The term “Colonial” used to grace (or disgrace, depending on where you fall) mugs, expensive T-shirts and community spaces across George Washington University’s downtown D.C. campus.
However, that tradition seems to be changing.
Student groups have been advocating for the transition for some time now. On one side of the argument, GWU fans and alumni say that the term is traditional and respectful of the university’s origins. (GWU was founded through congressional charter, and the term “Colonial” was used as homage to American colonists.)
Those that want to leave the outdated term behind say that it is representative of ethnic violence, genocide and racism.
The university does seem to be distancing itself from the controversial term. The official student fan section has changed its name from the Colonial Army to George’s Army. ... GWU changed the name of its student services center from the Colonial Central to the Student Services Hub. The Student Financial and Registration Services was previously known as Colonial Student Services.

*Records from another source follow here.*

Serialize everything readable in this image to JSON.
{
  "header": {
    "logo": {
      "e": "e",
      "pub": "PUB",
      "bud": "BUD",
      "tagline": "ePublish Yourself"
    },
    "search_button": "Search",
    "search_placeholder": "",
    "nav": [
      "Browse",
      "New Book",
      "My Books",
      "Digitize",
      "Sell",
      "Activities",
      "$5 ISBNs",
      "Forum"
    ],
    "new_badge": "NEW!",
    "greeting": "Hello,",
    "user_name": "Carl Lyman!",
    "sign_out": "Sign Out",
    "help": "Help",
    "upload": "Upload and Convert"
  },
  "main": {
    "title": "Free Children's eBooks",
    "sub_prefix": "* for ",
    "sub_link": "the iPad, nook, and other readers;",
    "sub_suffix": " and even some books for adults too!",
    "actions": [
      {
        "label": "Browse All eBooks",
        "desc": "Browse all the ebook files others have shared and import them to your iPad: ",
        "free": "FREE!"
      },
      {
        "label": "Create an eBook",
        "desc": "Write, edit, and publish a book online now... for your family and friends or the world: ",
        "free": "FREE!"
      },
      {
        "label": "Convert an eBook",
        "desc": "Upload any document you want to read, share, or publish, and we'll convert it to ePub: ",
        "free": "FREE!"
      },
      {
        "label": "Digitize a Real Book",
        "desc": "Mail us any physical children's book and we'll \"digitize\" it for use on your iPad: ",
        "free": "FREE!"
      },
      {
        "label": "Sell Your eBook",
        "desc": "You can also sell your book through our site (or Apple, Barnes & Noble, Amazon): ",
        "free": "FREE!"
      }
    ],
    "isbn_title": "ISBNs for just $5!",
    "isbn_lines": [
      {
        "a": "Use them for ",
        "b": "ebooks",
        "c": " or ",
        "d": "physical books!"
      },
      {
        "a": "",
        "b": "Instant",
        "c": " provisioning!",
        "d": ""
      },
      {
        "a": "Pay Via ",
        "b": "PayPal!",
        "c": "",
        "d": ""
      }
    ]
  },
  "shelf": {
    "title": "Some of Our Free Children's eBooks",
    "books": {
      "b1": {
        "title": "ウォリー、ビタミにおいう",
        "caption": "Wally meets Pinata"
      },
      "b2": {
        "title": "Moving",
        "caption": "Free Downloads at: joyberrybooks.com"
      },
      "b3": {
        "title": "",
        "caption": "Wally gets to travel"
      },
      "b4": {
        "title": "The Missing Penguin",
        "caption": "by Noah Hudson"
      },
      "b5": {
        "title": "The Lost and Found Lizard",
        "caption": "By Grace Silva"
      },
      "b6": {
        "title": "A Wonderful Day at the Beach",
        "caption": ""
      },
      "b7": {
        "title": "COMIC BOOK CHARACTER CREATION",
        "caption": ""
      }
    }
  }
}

This past April, students passed a referendum requesting the university to change the widely used nickname. The initiative was approved by 54 percent of student voters, or 2,700 participants, while 2,100 students voted against the change, bringing the total number of participants to less than half the student body. ...
Proposed alternatives include the “Revolutionaries,” “Hippos” and the “Riverhorses,” the latter two after a famous statue of a hippopotamus on campus often cited as an unofficial mascot. ...
Prior to the April vote, Young America’s Foundation and GW College Republicans posted to their respective Facebook pages urging students to vote no, citing the unity and history behind the Colonial nickname.
In response to questions, the director of public relations for GWU’s College Republicans said that the group stands by its Facebook post, which read, “The Colonial mascot embodies the spirit of freedom and ingenuity that marked the founding of the United States of America.” It continued, “Changing the mascot allows historical revisionism to undermine the values on which our university was founded and disparages the legacy of our founding fathers. Rebranding our university mascot does nothing to fix injustices of the past.”